— WHAT TO WORK ON —
Could you return all of the listing below exactly, please?

— DATA EXTRACT —

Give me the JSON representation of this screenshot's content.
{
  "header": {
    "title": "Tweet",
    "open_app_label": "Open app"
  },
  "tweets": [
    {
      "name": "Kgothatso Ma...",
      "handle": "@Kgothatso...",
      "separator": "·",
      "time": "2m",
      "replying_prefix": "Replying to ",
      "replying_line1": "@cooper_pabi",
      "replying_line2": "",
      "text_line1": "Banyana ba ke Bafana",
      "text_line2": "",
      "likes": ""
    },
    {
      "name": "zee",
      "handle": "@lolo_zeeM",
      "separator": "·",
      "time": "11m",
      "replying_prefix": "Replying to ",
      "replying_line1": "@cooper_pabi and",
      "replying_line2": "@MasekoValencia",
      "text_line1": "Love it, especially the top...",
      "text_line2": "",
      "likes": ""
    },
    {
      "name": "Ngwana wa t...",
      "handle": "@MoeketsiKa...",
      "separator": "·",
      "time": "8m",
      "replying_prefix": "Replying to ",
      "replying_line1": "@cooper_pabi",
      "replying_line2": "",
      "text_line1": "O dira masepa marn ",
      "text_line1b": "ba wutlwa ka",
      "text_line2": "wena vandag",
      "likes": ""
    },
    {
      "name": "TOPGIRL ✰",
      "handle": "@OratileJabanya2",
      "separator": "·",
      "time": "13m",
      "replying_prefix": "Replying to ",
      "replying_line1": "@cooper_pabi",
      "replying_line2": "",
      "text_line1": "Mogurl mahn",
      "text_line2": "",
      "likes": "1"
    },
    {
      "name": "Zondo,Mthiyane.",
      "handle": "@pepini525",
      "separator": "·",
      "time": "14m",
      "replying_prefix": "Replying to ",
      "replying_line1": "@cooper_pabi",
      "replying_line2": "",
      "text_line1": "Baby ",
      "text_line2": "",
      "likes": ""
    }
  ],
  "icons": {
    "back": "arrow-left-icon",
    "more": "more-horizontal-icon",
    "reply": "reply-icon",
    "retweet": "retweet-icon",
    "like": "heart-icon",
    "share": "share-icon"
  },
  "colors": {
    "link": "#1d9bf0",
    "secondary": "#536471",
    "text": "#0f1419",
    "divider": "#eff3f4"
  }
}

— FINISHED EXERCISE —
Give me the JSON representation of this screenshot's content.
{
  "header": {
    "title": "Tweet",
    "open_app_label": "Open app"
  },
  "tweets": [
    {
      "name": "Kgothatso Ma...",
      "handle": "@Kgothatso...",
      "separator": "·",
      "time": "2m",
      "replying_prefix": "Replying to ",
      "replying_line1": "@cooper_pabi",
      "replying_line2": "",
      "text_line1": "Banyana ba ke Bafana",
      "text_line2": "",
      "likes": ""
    },
    {
      "name": "zee",
      "handle": "@lolo_zeeM",
      "separator": "·",
      "time": "11m",
      "replying_prefix": "Replying to ",
      "replying_line1": "@cooper_pabi and",
      "replying_line2": "@MasekoValencia",
      "text_line1": "Love it, especially the top...",
      "text_line2": "",
      "likes": ""
    },
    {
      "name": "Ngwana wa t...",
      "handle": "@MoeketsiKa...",
      "separator": "·",
      "time": "8m",
      "replying_prefix": "Replying to ",
      "replying_line1": "@cooper_pabi",
      "replying_line2": "",
      "text_line1": "O dira masepa marn ",
      "text_line1b": "ba wutlwa ka",
      "text_line2": "wena vandag",
      "likes": ""
    },
    {
      "name": "TOPGIRL ✰",
      "handle": "@OratileJabanya2",
      "separator": "·",
      "time": "13m",
      "replying_prefix": "Replying to ",
      "replying_line1": "@cooper_pabi",
      "replying_line2": "",
      "text_line1": "Mogurl mahn",
      "text_line2": "",
      "likes": "1"
    },
    {
      "name": "Zondo,Mthiyane.",
      "handle": "@pepini525",
      "separator": "·",
      "time": "14m",
      "replying_prefix": "Replying to ",
      "replying_line1": "@cooper_pabi",
      "replying_line2": "",
      "text_line1": "Baby ",
      "text_line2": "",
      "likes": ""
    }
  ],
  "icons": {
    "back": "arrow-left-icon",
    "more": "more-horizontal-icon",
    "reply": "reply-icon",
    "retweet": "retweet-icon",
    "like": "heart-icon",
    "share": "share-icon"
  },
  "colors": {
    "link": "#1d9bf0",
    "secondary": "#536471",
    "text": "#0f1419",
    "divider": "#eff3f4"
  }
}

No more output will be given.